»»

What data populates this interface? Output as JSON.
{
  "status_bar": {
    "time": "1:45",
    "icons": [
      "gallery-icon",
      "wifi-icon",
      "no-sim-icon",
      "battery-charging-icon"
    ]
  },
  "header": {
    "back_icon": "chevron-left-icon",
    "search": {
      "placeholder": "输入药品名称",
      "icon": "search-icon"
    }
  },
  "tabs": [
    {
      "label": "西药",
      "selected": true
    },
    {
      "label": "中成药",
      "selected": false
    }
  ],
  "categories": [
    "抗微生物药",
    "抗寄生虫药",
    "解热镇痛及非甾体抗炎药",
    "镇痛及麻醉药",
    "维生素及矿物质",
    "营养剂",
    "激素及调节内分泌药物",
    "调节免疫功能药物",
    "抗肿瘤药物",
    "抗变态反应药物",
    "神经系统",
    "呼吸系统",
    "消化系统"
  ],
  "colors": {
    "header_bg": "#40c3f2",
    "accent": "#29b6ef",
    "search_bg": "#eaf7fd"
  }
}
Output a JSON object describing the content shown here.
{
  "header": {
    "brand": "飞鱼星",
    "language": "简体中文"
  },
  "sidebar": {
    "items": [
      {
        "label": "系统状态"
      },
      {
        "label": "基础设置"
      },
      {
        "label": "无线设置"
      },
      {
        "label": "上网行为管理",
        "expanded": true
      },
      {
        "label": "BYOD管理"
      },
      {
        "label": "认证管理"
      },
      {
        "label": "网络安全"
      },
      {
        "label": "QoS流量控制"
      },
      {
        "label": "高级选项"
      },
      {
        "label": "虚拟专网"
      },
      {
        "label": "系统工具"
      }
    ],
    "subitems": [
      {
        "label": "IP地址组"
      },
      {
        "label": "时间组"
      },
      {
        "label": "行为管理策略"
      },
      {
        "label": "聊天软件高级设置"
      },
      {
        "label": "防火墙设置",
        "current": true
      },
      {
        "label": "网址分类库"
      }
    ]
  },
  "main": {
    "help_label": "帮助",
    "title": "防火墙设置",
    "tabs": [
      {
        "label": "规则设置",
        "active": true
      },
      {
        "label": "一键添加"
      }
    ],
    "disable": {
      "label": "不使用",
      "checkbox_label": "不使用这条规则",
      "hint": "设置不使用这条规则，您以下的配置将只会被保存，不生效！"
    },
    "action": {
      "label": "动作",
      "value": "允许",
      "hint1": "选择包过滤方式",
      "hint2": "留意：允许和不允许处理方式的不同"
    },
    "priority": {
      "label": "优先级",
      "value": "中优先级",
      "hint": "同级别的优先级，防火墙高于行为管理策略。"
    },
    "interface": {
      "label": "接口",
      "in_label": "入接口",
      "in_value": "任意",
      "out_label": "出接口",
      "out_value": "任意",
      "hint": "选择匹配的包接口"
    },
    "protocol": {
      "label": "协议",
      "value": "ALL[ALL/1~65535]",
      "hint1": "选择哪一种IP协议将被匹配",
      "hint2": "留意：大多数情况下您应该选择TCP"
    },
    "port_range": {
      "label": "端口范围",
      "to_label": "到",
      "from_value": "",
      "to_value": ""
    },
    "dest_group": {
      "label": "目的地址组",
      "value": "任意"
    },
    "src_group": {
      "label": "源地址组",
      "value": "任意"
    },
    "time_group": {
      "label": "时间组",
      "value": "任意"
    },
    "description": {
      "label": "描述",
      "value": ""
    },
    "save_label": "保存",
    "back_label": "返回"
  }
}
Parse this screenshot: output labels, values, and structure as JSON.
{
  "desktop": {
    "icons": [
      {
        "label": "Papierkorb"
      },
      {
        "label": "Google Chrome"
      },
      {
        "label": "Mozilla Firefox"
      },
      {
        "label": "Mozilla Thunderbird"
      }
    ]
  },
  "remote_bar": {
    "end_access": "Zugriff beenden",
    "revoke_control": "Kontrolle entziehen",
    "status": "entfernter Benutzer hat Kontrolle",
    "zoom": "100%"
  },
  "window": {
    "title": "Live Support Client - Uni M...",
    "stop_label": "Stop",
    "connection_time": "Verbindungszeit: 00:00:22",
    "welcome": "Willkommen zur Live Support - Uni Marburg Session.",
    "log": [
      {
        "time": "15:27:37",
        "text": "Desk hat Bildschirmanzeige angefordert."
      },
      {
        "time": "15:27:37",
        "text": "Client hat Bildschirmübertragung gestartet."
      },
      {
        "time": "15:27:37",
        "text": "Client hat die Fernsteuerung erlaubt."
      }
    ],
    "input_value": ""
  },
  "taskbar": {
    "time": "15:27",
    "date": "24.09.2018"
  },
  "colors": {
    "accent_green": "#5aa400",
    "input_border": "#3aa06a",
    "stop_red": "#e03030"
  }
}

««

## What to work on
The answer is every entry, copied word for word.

## Task solution
What data populates this interface? Output as JSON.
{
  "status_bar": {
    "time": "1:45",
    "icons": [
      "gallery-icon",
      "wifi-icon",
      "no-sim-icon",
      "battery-charging-icon"
    ]
  },
  "header": {
    "back_icon": "chevron-left-icon",
    "search": {
      "placeholder": "输入药品名称",
      "icon": "search-icon"
    }
  },
  "tabs": [
    {
      "label": "西药",
      "selected": true
    },
    {
      "label": "中成药",
      "selected": false
    }
  ],
  "categories": [
    "抗微生物药",
    "抗寄生虫药",
    "解热镇痛及非甾体抗炎药",
    "镇痛及麻醉药",
    "维生素及矿物质",
    "营养剂",
    "激素及调节内分泌药物",
    "调节免疫功能药物",
    "抗肿瘤药物",
    "抗变态反应药物",
    "神经系统",
    "呼吸系统",
    "消化系统"
  ],
  "colors": {
    "header_bg": "#40c3f2",
    "accent": "#29b6ef",
    "search_bg": "#eaf7fd"
  }
}
Output a JSON object describing the content shown here.
{
  "header": {
    "brand": "飞鱼星",
    "language": "简体中文"
  },
  "sidebar": {
    "items": [
      {
        "label": "系统状态"
      },
      {
        "label": "基础设置"
      },
      {
        "label": "无线设置"
      },
      {
        "label": "上网行为管理",
        "expanded": true
      },
      {
        "label": "BYOD管理"
      },
      {
        "label": "认证管理"
      },
      {
        "label": "网络安全"
      },
      {
        "label": "QoS流量控制"
      },
      {
        "label": "高级选项"
      },
      {
        "label": "虚拟专网"
      },
      {
        "label": "系统工具"
      }
    ],
    "subitems": [
      {
        "label": "IP地址组"
      },
      {
        "label": "时间组"
      },
      {
        "label": "行为管理策略"
      },
      {
        "label": "聊天软件高级设置"
      },
      {
        "label": "防火墙设置",
        "current": true
      },
      {
        "label": "网址分类库"
      }
    ]
  },
  "main": {
    "help_label": "帮助",
    "title": "防火墙设置",
    "tabs": [
      {
        "label": "规则设置",
        "active": true
      },
      {
        "label": "一键添加"
      }
    ],
    "disable": {
      "label": "不使用",
      "checkbox_label": "不使用这条规则",
      "hint": "设置不使用这条规则，您以下的配置将只会被保存，不生效！"
    },
    "action": {
      "label": "动作",
      "value": "允许",
      "hint1": "选择包过滤方式",
      "hint2": "留意：允许和不允许处理方式的不同"
    },
    "priority": {
      "label": "优先级",
      "value": "中优先级",
      "hint": "同级别的优先级，防火墙高于行为管理策略。"
    },
    "interface": {
      "label": "接口",
      "in_label": "入接口",
      "in_value": "任意",
      "out_label": "出接口",
      "out_value": "任意",
      "hint": "选择匹配的包接口"
    },
    "protocol": {
      "label": "协议",
      "value": "ALL[ALL/1~65535]",
      "hint1": "选择哪一种IP协议将被匹配",
      "hint2": "留意：大多数情况下您应该选择TCP"
    },
    "port_range": {
      "label": "端口范围",
      "to_label": "到",
      "from_value": "",
      "to_value": ""
    },
    "dest_group": {
      "label": "目的地址组",
      "value": "任意"
    },
    "src_group": {
      "label": "源地址组",
      "value": "任意"
    },
    "time_group": {
      "label": "时间组",
      "value": "任意"
    },
    "description": {
      "label": "描述",
      "value": ""
    },
    "save_label": "保存",
    "back_label": "返回"
  }
}
Parse this screenshot: output labels, values, and structure as JSON.
{
  "desktop": {
    "icons": [
      {
        "label": "Papierkorb"
      },
      {
        "label": "Google Chrome"
      },
      {
        "label": "Mozilla Firefox"
      },
      {
        "label": "Mozilla Thunderbird"
      }
    ]
  },
  "remote_bar": {
    "end_access": "Zugriff beenden",
    "revoke_control": "Kontrolle entziehen",
    "status": "entfernter Benutzer hat Kontrolle",
    "zoom": "100%"
  },
  "window": {
    "title": "Live Support Client - Uni M...",
    "stop_label": "Stop",
    "connection_time": "Verbindungszeit: 00:00:22",
    "welcome": "Willkommen zur Live Support - Uni Marburg Session.",
    "log": [
      {
        "time": "15:27:37",
        "text": "Desk hat Bildschirmanzeige angefordert."
      },
      {
        "time": "15:27:37",
        "text": "Client hat Bildschirmübertragung gestartet."
      },
      {
        "time": "15:27:37",
        "text": "Client hat die Fernsteuerung erlaubt."
      }
    ],
    "input_value": ""
  },
  "taskbar": {
    "time": "15:27",
    "date": "24.09.2018"
  },
  "colors": {
    "accent_green": "#5aa400",
    "input_border": "#3aa06a",
    "stop_red": "#e03030"
  }
}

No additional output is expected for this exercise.